[[ Supplied records open ]]

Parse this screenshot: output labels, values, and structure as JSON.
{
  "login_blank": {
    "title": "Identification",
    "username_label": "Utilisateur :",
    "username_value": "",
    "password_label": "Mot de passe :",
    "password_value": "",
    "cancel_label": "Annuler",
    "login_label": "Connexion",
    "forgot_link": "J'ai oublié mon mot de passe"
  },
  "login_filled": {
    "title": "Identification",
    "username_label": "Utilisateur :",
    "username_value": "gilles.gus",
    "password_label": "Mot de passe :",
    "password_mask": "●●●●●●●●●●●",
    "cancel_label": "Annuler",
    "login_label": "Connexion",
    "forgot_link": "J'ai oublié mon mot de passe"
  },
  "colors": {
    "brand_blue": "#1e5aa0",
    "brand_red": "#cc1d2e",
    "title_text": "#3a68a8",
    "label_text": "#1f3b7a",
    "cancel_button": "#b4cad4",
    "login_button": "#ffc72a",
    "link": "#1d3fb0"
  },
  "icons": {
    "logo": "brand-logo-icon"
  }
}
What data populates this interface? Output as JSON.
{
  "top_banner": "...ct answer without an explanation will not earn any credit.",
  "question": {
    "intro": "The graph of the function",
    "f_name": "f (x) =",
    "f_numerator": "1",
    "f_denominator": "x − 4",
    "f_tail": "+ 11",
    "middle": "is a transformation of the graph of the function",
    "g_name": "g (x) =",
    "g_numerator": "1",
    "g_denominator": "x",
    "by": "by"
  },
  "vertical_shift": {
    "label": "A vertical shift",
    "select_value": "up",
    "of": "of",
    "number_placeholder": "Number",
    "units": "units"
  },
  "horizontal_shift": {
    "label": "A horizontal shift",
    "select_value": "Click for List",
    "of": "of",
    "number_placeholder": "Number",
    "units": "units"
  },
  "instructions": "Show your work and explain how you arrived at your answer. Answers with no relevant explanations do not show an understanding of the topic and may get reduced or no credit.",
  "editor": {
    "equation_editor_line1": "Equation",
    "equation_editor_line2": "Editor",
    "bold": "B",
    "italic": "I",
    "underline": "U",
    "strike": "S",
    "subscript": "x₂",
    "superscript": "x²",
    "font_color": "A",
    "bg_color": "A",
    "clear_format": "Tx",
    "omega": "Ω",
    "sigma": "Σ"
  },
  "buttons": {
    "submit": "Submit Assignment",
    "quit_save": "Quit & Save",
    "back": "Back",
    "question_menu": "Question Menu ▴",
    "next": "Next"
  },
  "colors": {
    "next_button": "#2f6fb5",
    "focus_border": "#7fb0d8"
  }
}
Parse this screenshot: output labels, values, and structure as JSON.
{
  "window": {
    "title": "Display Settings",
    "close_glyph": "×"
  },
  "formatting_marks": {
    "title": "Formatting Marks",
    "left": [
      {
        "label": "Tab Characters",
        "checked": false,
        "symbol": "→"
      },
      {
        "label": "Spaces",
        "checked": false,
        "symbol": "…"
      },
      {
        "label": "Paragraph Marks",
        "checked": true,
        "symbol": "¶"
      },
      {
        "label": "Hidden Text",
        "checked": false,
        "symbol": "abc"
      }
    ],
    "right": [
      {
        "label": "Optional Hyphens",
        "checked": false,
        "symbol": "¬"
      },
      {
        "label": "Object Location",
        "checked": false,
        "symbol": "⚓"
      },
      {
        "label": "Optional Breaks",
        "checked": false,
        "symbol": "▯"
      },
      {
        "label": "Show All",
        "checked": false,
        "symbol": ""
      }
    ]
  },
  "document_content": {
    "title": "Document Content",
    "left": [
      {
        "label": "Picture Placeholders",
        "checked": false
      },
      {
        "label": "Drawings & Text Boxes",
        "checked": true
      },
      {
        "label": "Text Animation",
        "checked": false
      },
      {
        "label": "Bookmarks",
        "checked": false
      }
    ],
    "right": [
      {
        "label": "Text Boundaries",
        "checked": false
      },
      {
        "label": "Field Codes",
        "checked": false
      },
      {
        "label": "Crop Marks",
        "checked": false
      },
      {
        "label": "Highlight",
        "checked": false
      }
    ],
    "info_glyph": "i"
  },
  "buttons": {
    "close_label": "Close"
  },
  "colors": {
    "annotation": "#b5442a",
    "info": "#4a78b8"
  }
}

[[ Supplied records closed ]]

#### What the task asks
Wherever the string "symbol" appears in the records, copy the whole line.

#### Answer section
        "symbol": "→"
        "symbol": "…"
        "symbol": "¶"
        "symbol": "abc"
        "symbol": "¬"
        "symbol": "⚓"
        "symbol": "▯"
        "symbol": ""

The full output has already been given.